-- Extracted material --
*** Begin section ***

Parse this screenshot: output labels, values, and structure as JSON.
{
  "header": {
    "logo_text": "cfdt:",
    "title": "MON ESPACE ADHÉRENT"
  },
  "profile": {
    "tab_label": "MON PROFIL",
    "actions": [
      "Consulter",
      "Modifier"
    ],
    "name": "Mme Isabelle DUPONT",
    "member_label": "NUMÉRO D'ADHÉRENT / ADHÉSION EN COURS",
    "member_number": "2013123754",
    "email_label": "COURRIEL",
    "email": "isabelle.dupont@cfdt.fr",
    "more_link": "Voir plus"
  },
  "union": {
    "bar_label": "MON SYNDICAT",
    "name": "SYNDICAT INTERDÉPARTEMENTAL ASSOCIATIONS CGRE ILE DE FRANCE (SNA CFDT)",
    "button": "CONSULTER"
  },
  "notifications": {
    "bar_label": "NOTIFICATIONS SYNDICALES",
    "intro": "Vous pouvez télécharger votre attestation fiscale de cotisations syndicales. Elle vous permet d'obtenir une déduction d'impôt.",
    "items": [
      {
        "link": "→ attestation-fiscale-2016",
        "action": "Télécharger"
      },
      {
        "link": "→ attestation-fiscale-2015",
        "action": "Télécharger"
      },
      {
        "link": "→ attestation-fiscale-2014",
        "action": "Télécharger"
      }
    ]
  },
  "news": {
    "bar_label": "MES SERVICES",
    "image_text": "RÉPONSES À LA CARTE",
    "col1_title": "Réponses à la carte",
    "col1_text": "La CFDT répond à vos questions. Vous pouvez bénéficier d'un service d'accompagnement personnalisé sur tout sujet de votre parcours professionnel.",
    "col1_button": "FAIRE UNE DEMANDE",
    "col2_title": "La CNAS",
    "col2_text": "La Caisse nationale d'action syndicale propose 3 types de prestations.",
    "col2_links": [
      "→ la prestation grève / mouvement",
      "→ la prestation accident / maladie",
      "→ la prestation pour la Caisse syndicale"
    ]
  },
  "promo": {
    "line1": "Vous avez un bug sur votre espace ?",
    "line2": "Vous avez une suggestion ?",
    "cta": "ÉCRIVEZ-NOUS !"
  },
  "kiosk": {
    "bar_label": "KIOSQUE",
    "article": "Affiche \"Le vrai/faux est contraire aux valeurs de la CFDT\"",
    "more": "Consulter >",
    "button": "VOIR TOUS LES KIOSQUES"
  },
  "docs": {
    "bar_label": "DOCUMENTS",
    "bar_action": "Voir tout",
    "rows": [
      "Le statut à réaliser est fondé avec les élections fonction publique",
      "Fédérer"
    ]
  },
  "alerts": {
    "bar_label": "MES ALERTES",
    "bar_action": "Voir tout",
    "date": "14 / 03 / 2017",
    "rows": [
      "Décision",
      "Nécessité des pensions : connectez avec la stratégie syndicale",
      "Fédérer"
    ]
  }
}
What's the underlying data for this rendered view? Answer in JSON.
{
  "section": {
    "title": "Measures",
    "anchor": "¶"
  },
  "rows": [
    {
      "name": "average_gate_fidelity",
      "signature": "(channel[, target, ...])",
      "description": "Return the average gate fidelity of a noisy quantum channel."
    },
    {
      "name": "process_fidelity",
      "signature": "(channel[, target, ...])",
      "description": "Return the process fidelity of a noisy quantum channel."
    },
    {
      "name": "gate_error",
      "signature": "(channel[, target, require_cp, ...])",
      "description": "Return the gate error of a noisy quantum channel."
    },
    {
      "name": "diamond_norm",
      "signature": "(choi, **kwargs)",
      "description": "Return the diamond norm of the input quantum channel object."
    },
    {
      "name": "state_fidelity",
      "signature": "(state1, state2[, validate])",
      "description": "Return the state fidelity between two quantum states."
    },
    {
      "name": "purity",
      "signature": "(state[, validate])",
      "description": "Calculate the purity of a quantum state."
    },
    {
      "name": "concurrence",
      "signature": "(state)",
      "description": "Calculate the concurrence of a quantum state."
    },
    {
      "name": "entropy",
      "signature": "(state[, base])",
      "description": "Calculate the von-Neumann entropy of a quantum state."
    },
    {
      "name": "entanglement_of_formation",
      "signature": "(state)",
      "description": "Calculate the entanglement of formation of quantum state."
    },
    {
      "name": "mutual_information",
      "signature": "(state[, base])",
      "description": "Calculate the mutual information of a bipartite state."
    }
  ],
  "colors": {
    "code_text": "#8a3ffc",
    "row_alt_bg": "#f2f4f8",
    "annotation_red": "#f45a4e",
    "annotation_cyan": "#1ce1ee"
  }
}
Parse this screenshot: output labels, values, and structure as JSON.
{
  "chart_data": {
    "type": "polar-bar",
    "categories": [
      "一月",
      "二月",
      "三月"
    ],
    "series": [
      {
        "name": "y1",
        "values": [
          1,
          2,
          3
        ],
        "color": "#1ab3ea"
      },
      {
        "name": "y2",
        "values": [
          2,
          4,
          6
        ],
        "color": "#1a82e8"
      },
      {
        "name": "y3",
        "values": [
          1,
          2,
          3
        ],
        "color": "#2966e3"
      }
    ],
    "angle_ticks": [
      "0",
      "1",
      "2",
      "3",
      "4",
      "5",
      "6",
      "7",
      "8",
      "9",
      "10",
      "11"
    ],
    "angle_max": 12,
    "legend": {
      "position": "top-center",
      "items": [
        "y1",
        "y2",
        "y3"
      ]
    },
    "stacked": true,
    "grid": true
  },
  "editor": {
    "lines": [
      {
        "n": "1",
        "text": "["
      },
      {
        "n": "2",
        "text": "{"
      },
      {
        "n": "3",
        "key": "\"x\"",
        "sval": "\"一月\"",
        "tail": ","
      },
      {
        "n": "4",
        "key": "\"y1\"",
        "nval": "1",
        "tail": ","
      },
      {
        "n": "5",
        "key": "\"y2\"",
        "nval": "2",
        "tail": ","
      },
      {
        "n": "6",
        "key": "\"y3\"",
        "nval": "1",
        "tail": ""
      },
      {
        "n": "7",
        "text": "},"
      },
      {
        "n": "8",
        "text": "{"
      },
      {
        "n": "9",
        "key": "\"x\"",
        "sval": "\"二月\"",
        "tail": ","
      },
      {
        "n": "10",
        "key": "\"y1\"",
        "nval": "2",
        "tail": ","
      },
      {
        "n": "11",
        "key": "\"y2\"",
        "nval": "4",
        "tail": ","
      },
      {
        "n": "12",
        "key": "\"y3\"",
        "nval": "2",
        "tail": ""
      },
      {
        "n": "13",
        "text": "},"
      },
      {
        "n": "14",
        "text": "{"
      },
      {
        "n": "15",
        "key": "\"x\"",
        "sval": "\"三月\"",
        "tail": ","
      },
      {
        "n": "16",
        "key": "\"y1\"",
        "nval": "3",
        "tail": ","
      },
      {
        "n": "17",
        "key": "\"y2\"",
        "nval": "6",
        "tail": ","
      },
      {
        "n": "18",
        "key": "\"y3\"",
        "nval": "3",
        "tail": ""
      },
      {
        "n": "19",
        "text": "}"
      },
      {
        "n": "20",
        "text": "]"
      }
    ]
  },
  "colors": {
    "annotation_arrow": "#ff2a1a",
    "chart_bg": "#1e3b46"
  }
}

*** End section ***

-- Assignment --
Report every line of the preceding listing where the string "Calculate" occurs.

-- Task solution --
      "description": "Calculate the purity of a quantum state."
      "description": "Calculate the concurrence of a quantum state."
      "description": "Calculate the von-Neumann entropy of a quantum state."
      "description": "Calculate the entanglement of formation of quantum state."
      "description": "Calculate the mutual information of a bipartite state."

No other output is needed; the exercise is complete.